Retrieve every line of the data holding the word "JSON".

[RECORDS TO USE]:
.....
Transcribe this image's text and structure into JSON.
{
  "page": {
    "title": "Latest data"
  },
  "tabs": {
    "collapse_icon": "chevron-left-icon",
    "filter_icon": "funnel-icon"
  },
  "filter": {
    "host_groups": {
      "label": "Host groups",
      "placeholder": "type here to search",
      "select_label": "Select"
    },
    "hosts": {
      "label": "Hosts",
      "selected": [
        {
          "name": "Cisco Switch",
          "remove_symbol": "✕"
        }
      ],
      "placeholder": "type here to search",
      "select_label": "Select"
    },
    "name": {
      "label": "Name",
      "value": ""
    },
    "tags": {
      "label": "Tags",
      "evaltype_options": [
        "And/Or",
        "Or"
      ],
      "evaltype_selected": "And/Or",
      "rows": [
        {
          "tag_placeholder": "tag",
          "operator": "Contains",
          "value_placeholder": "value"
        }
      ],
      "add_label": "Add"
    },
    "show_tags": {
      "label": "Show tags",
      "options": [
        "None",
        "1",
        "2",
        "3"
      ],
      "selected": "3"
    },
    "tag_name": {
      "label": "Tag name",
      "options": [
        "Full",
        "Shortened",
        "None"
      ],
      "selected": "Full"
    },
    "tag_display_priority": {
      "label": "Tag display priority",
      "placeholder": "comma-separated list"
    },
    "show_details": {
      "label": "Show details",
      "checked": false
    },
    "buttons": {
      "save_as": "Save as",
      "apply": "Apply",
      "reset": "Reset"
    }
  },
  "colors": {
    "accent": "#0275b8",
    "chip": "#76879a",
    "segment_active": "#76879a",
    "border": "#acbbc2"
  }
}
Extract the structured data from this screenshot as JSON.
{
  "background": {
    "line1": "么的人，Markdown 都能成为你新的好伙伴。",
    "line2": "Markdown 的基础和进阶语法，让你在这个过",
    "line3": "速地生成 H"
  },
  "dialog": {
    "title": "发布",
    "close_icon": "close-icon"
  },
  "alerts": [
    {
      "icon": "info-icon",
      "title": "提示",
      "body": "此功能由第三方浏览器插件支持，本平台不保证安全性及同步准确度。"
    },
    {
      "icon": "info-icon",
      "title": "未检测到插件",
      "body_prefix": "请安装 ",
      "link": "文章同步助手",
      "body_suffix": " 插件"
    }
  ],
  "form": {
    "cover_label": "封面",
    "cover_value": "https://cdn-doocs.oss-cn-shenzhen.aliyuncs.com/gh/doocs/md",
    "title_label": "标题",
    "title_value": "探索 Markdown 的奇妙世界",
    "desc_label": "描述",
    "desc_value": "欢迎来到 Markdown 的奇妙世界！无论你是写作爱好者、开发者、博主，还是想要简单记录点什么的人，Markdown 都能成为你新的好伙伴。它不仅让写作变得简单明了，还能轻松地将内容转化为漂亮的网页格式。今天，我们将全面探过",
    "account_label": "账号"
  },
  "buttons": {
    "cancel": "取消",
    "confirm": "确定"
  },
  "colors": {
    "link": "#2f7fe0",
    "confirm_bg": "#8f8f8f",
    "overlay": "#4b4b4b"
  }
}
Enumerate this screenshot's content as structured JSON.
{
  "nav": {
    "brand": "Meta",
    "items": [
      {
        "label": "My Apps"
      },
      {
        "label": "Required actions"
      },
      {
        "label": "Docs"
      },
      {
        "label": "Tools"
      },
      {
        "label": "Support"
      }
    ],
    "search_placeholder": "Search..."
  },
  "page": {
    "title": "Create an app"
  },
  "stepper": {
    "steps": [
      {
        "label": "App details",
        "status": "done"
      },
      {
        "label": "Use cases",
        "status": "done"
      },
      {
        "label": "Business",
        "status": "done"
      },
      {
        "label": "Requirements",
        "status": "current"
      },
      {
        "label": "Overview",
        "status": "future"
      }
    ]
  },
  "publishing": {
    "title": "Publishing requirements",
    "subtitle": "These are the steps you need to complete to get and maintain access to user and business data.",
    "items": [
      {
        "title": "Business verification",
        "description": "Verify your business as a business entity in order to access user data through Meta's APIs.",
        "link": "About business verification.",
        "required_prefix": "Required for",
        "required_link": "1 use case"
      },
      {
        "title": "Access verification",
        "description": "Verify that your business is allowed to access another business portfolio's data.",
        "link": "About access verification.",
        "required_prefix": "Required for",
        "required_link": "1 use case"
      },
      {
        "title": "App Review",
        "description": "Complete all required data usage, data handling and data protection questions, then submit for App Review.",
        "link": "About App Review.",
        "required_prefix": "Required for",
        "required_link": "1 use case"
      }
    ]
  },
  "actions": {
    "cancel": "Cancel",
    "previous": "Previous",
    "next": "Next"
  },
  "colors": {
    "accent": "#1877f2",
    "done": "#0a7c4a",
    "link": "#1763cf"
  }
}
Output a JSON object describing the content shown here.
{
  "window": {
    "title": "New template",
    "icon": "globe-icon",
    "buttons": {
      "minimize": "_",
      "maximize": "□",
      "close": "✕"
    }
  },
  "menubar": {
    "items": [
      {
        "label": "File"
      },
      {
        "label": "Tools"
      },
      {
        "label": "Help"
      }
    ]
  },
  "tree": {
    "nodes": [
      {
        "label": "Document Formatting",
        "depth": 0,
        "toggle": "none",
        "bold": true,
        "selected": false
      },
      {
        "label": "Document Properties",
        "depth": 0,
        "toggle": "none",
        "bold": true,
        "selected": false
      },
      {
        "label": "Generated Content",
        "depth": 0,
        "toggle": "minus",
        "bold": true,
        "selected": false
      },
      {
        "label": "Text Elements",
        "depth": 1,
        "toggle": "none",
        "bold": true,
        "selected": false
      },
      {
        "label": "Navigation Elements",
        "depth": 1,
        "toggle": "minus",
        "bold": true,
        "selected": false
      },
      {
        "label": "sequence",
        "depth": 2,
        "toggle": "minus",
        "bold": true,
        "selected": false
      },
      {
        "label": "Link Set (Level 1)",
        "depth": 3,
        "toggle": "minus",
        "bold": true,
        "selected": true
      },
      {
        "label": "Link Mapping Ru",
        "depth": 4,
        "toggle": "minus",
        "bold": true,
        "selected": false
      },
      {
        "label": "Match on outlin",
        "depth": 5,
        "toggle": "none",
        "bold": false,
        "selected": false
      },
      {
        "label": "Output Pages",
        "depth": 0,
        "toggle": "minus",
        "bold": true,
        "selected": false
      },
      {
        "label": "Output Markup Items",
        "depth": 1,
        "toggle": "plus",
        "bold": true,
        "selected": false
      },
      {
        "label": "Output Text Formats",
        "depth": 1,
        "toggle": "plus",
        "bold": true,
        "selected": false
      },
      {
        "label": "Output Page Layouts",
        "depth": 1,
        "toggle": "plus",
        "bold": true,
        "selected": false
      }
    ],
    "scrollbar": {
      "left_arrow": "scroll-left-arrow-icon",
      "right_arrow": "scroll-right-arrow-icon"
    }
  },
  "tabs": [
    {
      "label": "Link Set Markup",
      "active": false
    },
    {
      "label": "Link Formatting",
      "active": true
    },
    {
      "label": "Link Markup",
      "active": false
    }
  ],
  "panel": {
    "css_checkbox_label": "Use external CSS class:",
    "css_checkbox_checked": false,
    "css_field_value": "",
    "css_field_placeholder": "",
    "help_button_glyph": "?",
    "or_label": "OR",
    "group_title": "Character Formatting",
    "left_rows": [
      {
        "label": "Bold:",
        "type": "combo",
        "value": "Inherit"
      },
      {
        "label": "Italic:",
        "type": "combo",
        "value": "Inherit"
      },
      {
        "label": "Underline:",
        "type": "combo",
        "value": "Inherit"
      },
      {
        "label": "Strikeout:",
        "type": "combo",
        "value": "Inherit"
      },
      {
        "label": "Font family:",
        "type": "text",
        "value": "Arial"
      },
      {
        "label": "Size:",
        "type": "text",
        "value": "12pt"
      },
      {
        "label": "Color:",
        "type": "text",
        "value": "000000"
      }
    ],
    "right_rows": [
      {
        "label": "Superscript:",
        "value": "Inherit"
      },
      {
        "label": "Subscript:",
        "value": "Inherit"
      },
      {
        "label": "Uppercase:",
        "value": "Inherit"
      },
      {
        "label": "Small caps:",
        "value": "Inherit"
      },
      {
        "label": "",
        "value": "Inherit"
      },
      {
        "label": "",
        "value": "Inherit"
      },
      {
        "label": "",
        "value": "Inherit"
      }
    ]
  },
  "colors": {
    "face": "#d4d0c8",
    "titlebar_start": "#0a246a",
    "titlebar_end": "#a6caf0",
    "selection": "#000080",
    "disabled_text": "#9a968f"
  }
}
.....
[SOLUTION FOR THIS EXERCISE]:
Transcribe this image's text and structure into JSON.
Extract the structured data from this screenshot as JSON.
Enumerate this screenshot's content as structured JSON.
Output a JSON object describing the content shown here.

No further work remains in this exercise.